[Page and application data records]
*** Block opens ***

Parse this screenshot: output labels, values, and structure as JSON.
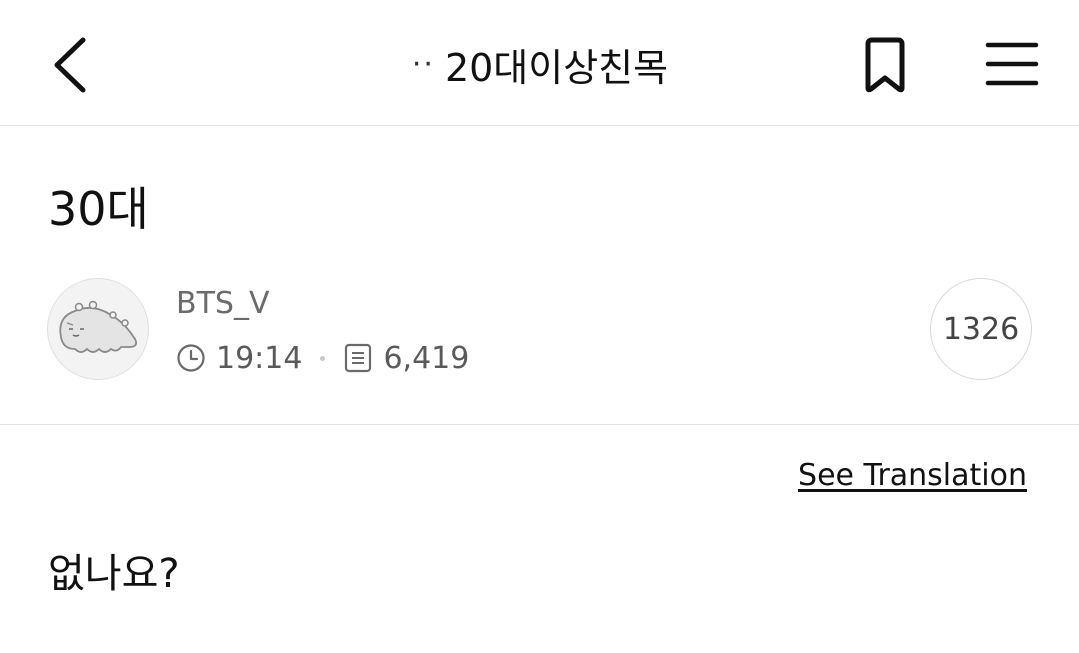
{
  "header": {
    "title_prefix": "··",
    "title": "20대이상친목",
    "back_icon": "chevron-left-icon",
    "bookmark_icon": "bookmark-icon",
    "menu_icon": "hamburger-menu-icon"
  },
  "post": {
    "title": "30대",
    "author": "BTS_V",
    "time": "19:14",
    "views": "6,419",
    "comment_count": "1326",
    "time_icon": "clock-icon",
    "views_icon": "document-icon",
    "avatar_icon": "cartoon-creature-avatar",
    "see_translation": "See Translation",
    "body": "없나요?"
  }
}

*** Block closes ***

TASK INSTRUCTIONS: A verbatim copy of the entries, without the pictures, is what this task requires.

WORKED SOLUTION:
Parse this screenshot: output labels, values, and structure as JSON.
{
  "header": {
    "title_prefix": "··",
    "title": "20대이상친목",
    "back_icon": "chevron-left-icon",
    "bookmark_icon": "bookmark-icon",
    "menu_icon": "hamburger-menu-icon"
  },
  "post": {
    "title": "30대",
    "author": "BTS_V",
    "time": "19:14",
    "views": "6,419",
    "comment_count": "1326",
    "time_icon": "clock-icon",
    "views_icon": "document-icon",
    "avatar_icon": "cartoon-creature-avatar",
    "see_translation": "See Translation",
    "body": "없나요?"
  }
}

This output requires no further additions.